Voters in Macon and Bibb County, making their fifth try since 1933, are hearing many of the same arguments for and against consolidation that have been heard in almost every other attempt in the state. The biggest point of debate is financial: Backers urge consolidation as a way to cut the cost of local government, while opponents say the pledge written into the proposed charter -- of cutting the governments combined budget by 20 percent over five years -- is unrealistic.
According to 2000 research by the Carl Vinson Institute of Government, thats still an open question.
Unfortunately, little hard data exist to support either of these two claims, researchers wrote. In fact, very few studies have examined the impact of city-county consolidation, and what little evidence does exist suggests that costs will actually increase in the short term.
But government costs in general continue to rise, and in the case of Athens-Clarke County, at least, the increase after consolidation was slower than the increase seen in unmerged governments.
Athens and Clarke County hoped for, but did not mandate, savings from consolidation. And eight years after the fact, a study by Douglas Smith concluded that automatic assumptions of savings from a merger -- or even specific predictions -- werent tenable.

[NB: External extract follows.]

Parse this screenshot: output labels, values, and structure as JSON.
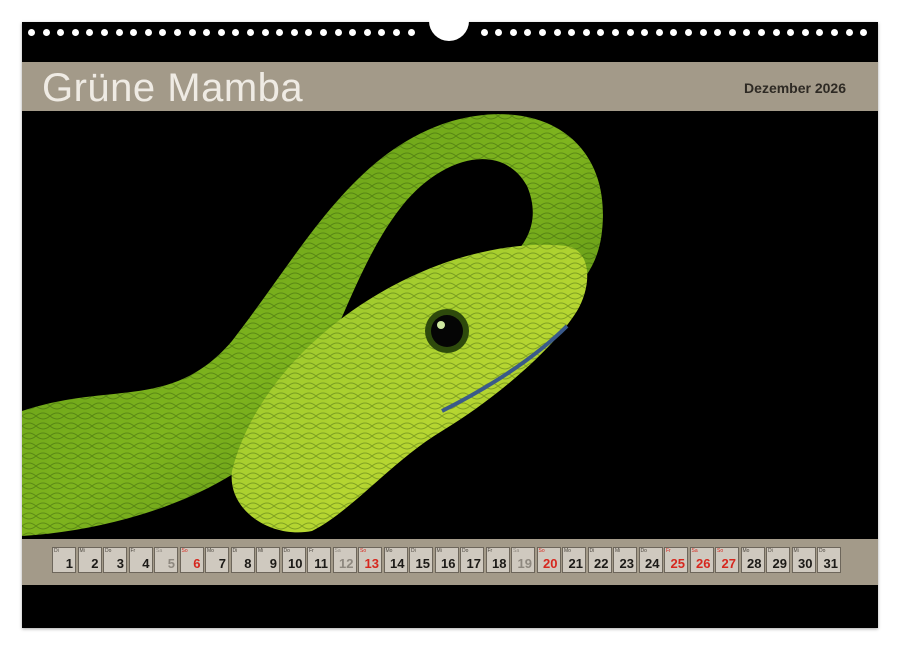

It should not be stated that consolidation will save a certain amount of money because that cannot be known in advance, said Smith, a former Athens-Clarke County employee whos now assistant city manager of Delray Beach, Fla. Real cost savings may not be realized for years.
Only 38 consolidated governments exist nationwide, and seven of them are in Georgia, according to Carl Vinson Institute research. Between 2003 and 2008, there were mergers in four Georgia counties, but all were very small, with total populations less than 15,000, so the results were more akin to dissolving small-town governments.
Even among those cities and counties that succeeded, unification usually followed multiple failures. Macon-Bibb County rejected consolidation attempts in 1933, 1960, 1972 and 1976.
Current and former officials in Athens-Clarke County, Augusta-Richmond County and Columbus-Muscogee County all said that substantially cutting the size and cost of government in their communities couldnt have been done without major cuts in government services and the number of public employees.
They emphasized that successful consolidation cant come quickly. All three had much less time to set up new governments than the 17 months Macon-Bibb County would have under the current proposal.
Merging two governments is an incredibly complex process, Smith said. Not all the problems can be predicted because each situation is different. The key is to get the employees to buy into the changes, to be adaptable and to be flexible.
Gwen OLooney, a member of the former Athens City Council and then countywide mayor for eight years, said it was vital to seek and heed input from average residents at every stage. In Athens-Clarke County, that participation has resulted in former opponents of consolidation telling visitors how well its worked out, she said.
Over the long term, consolidation sold itself, OLooney said.